**TASK ITEM:** Filter the data for "this" and copy matching lines.

**DATA TO USE:**

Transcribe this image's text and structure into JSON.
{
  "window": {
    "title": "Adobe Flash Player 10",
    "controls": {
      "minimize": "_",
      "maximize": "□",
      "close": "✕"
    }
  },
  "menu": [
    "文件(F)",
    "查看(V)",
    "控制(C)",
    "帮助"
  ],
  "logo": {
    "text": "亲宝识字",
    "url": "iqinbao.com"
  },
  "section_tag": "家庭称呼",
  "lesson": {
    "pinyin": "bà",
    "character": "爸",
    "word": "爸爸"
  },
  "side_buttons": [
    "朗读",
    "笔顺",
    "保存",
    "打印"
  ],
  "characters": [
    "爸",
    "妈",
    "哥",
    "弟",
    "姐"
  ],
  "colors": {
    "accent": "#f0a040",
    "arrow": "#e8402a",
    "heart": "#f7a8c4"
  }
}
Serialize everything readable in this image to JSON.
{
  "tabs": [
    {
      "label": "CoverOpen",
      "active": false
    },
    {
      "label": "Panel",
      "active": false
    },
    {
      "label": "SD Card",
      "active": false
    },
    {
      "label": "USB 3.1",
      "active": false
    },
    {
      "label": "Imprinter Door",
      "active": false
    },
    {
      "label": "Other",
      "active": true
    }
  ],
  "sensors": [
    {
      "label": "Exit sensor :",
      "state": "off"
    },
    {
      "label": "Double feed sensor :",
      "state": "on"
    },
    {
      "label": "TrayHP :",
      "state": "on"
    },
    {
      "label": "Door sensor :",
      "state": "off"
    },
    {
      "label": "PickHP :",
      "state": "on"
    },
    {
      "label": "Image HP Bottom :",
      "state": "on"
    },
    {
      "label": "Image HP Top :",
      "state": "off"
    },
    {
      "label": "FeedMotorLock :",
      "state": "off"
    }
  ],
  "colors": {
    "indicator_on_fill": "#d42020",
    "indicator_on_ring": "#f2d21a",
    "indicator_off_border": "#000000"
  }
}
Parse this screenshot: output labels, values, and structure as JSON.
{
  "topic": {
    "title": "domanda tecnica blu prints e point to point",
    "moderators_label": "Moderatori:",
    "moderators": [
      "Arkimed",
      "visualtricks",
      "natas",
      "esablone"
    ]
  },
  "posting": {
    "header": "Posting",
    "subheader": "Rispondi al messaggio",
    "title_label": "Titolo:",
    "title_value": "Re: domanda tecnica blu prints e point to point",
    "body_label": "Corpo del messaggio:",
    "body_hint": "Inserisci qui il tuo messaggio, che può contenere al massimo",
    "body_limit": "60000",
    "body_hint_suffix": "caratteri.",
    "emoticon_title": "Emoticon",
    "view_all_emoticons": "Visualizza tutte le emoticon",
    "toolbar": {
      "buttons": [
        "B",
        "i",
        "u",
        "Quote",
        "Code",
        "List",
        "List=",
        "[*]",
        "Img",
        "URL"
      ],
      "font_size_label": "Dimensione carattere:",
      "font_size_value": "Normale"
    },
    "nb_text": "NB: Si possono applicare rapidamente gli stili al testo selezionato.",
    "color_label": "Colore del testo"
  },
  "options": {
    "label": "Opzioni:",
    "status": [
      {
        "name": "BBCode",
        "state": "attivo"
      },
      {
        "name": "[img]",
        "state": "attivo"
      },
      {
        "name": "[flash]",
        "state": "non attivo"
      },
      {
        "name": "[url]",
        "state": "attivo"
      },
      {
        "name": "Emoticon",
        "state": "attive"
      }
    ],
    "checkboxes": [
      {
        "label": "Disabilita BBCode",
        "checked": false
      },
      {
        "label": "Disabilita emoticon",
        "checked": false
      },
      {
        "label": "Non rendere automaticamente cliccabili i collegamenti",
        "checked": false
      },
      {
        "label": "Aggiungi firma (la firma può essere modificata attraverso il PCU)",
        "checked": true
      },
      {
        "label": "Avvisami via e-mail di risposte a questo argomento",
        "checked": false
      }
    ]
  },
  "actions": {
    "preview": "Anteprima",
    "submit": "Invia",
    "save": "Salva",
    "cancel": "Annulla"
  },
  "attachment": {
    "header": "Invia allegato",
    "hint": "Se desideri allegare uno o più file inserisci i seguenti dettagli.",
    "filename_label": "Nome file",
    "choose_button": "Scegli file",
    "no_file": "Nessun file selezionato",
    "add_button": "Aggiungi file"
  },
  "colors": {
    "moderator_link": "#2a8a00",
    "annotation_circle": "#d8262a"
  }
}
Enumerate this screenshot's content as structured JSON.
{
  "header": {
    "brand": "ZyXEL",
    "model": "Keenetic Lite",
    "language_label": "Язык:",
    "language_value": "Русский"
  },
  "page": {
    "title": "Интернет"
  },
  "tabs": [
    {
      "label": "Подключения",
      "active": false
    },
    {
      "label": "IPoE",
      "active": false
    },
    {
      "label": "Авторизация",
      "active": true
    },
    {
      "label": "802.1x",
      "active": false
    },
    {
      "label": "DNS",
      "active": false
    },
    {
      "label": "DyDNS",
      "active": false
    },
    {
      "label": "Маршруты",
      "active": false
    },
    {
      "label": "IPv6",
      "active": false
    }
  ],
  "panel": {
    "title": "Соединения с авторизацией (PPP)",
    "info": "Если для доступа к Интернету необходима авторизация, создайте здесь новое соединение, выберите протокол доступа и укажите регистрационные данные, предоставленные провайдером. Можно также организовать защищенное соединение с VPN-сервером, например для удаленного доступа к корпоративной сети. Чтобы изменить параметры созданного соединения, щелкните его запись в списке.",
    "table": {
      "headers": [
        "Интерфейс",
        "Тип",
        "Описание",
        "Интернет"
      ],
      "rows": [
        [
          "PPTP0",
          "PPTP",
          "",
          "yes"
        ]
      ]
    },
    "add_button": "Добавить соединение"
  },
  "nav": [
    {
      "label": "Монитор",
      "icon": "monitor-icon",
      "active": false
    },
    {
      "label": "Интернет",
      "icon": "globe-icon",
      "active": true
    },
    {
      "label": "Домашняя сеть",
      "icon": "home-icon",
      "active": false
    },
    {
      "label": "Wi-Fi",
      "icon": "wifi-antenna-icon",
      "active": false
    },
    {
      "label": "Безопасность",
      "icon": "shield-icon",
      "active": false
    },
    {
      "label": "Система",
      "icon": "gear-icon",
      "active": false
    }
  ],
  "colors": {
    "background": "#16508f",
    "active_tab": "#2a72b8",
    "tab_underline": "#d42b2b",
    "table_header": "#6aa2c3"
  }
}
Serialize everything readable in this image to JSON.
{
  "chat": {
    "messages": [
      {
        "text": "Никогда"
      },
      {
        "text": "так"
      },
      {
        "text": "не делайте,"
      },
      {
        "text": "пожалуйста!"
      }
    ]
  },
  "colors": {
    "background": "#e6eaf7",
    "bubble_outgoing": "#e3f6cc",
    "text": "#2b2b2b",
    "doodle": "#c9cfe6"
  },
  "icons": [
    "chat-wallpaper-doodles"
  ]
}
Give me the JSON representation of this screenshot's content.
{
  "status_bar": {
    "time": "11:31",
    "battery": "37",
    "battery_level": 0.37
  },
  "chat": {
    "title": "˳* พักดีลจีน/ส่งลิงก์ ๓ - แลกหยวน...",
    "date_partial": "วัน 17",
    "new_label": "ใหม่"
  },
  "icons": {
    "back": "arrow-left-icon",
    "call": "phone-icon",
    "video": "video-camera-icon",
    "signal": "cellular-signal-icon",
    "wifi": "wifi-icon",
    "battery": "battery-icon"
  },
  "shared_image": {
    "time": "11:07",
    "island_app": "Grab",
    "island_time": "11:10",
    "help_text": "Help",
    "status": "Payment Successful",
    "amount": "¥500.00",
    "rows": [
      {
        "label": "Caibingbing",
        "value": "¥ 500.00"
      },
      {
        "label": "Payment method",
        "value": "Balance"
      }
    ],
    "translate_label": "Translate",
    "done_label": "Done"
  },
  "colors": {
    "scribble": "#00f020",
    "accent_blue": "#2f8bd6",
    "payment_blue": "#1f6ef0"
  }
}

**SOLVED PROBLEM:**
Transcribe this image's text and structure into JSON.
Serialize everything readable in this image to JSON.
Parse this screenshot: output labels, values, and structure as JSON.
Enumerate this screenshot's content as structured JSON.
Serialize everything readable in this image to JSON.
Give me the JSON representation of this screenshot's content.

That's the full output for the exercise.